What it Takes to Be a Club Leader

Eric Kalimi ’22

Since freshman year, students are invited to participate in club fair. A wide variety of clubs are presented to students, and they’re allowed to tryout and join as many clubs as they would like. Club leadership and opportunities are a big part of Ramaz student life as students spend many years learning about and participating in clubs they enjoy. Later, students that show commitment to their clubs have the opportunity to lead these clubs. Leadership is both a blessing and a responsibility. There is immense work that club leaders put into creating a welcoming and productive club environment for all participants. 

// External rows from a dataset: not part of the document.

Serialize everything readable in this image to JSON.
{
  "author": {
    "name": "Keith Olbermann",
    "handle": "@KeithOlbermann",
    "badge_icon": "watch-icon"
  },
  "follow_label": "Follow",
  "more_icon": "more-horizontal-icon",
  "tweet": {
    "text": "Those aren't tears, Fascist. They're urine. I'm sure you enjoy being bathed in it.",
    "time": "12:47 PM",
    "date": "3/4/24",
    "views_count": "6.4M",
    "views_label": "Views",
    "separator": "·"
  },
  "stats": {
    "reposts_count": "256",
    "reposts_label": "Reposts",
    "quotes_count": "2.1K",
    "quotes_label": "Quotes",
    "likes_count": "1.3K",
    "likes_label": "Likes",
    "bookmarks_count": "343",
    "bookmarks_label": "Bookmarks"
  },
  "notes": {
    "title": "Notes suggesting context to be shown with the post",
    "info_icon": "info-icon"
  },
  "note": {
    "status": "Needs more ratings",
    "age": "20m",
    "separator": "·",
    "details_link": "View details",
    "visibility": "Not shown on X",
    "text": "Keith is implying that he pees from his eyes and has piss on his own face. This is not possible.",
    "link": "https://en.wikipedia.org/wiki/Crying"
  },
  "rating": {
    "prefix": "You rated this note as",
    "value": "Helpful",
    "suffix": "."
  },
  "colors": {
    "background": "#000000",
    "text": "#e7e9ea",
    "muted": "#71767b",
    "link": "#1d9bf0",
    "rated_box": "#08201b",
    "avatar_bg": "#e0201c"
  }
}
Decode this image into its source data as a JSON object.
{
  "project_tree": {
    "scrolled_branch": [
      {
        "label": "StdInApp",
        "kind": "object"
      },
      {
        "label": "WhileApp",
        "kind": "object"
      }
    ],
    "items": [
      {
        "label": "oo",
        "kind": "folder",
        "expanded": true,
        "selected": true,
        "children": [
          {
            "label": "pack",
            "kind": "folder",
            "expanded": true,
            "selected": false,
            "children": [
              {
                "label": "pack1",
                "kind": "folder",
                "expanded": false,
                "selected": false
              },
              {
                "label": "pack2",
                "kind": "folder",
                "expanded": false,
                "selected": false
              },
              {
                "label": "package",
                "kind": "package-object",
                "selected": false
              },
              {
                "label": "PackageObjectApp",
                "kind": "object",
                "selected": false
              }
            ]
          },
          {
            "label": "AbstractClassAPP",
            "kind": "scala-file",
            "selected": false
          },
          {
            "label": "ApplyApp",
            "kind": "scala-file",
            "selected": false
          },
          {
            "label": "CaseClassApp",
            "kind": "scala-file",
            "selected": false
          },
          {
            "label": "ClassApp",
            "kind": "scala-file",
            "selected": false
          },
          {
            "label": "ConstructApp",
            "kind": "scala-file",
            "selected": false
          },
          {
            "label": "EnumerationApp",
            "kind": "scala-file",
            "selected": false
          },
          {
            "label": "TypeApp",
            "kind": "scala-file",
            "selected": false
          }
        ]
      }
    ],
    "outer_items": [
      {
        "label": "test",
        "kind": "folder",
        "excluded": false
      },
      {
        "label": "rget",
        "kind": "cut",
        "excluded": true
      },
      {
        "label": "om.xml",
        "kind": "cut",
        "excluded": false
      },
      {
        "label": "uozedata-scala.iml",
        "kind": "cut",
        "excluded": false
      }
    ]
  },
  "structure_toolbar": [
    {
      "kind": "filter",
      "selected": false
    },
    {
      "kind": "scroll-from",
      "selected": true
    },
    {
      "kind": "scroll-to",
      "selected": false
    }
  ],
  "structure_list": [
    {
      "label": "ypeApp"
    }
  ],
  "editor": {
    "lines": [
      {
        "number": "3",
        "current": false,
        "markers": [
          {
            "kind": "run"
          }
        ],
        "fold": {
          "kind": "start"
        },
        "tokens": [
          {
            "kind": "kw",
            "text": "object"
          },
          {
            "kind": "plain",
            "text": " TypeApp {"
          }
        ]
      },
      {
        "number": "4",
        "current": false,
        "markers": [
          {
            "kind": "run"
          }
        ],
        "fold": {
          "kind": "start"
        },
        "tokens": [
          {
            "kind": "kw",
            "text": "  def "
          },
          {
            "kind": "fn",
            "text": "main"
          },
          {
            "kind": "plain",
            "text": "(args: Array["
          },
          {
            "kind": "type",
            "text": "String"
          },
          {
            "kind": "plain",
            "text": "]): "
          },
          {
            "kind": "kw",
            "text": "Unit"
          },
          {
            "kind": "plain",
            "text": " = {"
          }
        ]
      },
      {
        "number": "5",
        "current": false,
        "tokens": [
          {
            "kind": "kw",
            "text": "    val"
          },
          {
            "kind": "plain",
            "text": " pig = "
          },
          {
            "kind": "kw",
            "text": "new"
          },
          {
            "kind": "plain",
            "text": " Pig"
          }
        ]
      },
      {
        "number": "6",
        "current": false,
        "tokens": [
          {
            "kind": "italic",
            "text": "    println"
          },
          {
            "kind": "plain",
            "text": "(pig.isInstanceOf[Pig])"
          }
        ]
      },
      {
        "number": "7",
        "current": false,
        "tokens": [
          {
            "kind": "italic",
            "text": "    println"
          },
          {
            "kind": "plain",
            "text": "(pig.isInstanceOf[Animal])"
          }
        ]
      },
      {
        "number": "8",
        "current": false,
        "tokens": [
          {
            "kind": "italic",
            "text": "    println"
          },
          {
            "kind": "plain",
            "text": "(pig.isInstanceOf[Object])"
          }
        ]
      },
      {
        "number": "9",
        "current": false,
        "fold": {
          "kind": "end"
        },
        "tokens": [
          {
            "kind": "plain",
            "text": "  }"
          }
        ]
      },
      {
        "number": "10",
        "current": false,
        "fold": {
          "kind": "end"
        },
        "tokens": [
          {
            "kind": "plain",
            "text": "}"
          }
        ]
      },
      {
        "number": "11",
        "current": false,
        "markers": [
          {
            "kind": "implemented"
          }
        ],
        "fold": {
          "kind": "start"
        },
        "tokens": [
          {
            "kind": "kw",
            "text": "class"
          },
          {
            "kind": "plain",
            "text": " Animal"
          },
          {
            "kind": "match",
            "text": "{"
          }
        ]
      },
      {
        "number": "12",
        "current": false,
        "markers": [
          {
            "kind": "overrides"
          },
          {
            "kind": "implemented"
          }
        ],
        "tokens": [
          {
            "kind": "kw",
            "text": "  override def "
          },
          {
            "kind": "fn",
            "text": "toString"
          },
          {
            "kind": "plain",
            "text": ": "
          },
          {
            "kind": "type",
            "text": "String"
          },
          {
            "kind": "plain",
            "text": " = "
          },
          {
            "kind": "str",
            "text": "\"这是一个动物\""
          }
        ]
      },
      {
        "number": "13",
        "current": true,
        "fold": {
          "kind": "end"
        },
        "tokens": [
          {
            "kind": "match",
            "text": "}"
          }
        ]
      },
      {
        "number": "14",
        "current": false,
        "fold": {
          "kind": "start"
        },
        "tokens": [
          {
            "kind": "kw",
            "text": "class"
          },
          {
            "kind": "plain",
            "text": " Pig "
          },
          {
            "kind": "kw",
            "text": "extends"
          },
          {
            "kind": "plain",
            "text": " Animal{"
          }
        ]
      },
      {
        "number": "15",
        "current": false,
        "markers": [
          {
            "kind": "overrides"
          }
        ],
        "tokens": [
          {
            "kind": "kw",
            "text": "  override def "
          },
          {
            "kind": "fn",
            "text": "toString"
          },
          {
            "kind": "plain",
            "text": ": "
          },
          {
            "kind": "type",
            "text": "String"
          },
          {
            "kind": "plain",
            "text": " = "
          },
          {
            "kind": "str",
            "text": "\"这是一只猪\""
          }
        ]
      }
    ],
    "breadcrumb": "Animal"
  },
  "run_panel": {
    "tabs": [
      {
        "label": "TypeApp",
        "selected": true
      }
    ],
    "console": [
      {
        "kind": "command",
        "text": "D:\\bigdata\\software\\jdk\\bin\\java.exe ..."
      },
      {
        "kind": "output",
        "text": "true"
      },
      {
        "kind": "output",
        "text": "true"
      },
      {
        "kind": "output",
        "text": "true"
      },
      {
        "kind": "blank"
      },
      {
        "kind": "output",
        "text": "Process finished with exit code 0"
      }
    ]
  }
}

Students can be leaders of as many clubs as they choose as long as they put the necessary work and effort into that club. Many students lead a range of clubs in many categories including math, science, sports, art, music, and politics. To become a leader, one must show the captain his or her dedication to the club. To demonstrate commitment, a student should be present at club meetings, participate in discussions and activities, and be an active club member. Sophia Rein ‘21, a leader of several school clubs, said that she and her co-captains were chosen to lead their clubs because they actively showed interest in them.

Students that stand out among other club members are awarded leadership opportunities. Songwriting club leader and creator Ron Alweiss ‘22 said, “Club leading is beneficial not just for yourself but also for the students who will learn from you and express themselves through their clubs.” Despite all the club benefits, there is lots of hard work involved in leading, including maintaining deadlines and balancing the extra work and any regular school requirements.

Ramaz students are also able to create new clubs when they find that their passion is not represented. Starting a club is a complicated process that requires hard work with faculty advisors and co-leaders. Finding students to participate in new clubs can be a draining but rewarding task that leads to an official addition to Ramaz’s long list of clubs.

Faculty advisors can play a large role in club leadership, often dictating the logistics involved with club meetings and competitions. Some faculty advisors are only overseers who are not strongly involved in club meetings and allow the student leaders to take the wheel and run the club on their own and with their co-captains. Akiva Shlomovitich 21’ said, “Co-captains generally take more control of the club; they frequently contact each other, emailing and texting. There are group chats and email chains for captains who are continually discussing meets and how to run their club most efficiently.” 

For anyone thinking of trying out for a leadership position, it is essential to remember that there is a lot of hard work, late nights, and coordinating that takes place. Despite all the challenges leaders face, becoming a club head is a rewarding experience that allows one to help shepherd the other club members towards success. The most important thing to remember is to try new things, find passions, and work hard.